All 52 historic county flags raised in Parliament Square as festivities take place in cities, towns and villages across England, Scotland and Wales.
The flags of 52 historic counties will fly proudly at the heart of government today as the nation celebrates our shared heritage to mark Historic County Flag Day.
All 52 registered historic county flags have been hoisted in Parliament Square in resplendent celebration as festivities take place in cities, towns and villages across England, Scotland and Wales.
These historic flags fluttering in unison serve as a reminder of our rich history and is part of the government’s mission to celebrate the traditions that bind our communities together and instil pride in the places we live as we build back better from the pandemic.
Communities Secretary Robert Jenrick MP said:
Earlier this week, the Communities Secretary wrote to all councils across Great Britain, urging them to proudly raise their flag to celebrate Historic County Flag Day.
This year, there will also be two new additions to the line-up, with Leicestershire and Herefordshire including their new county flags for the first time.
The Leicestershire flag combines three of the county’s symbols: the red and white dancetté background, taken from the arms of Simon de Montfort, 6th Earl of Leicester; the Cinquefoil of the de Beaumont Earls of Leicester; and the running fox from the county’s crest, used on many of the county organisations.
The Herefordshire flag is also made up of three famous symbols linked to the county: the dark red field, Herefordshire bull, and River Wye.
Cllr David Hitchiner, Leader of Herefordshire Council, said:

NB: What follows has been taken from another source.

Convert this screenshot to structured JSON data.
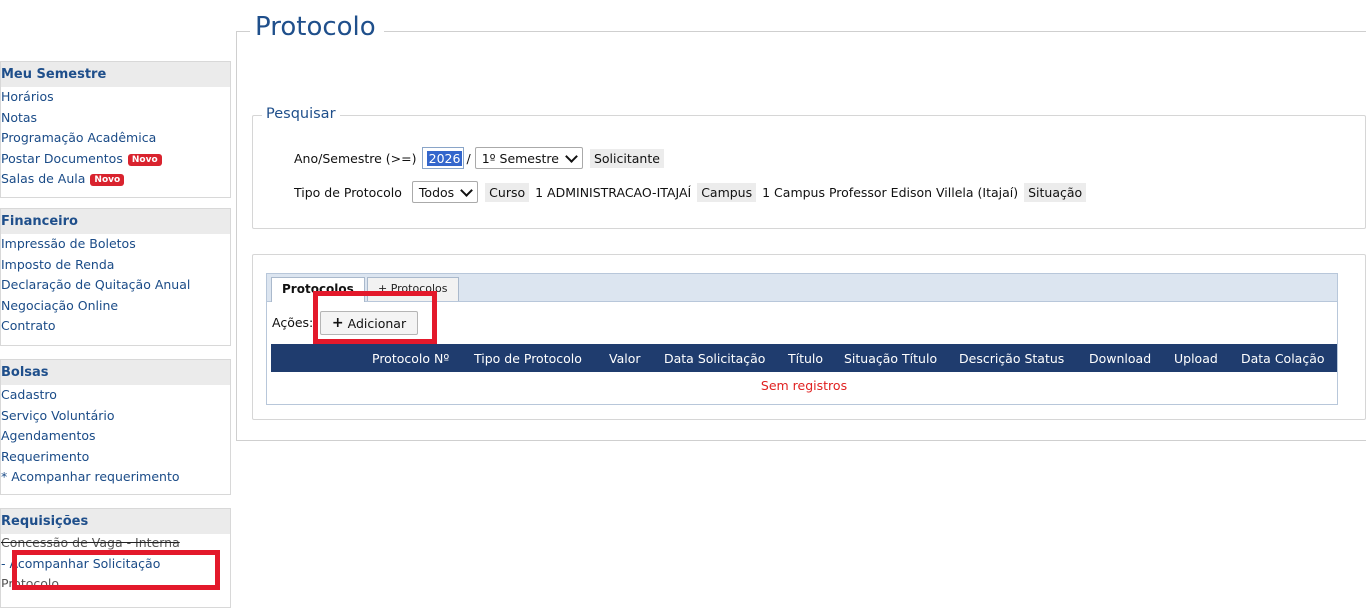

There are no registered or widely recognised county flags for Northern Ireland so the Union flag is flown at the head of the display so that all parts of the United Kingdom are represented.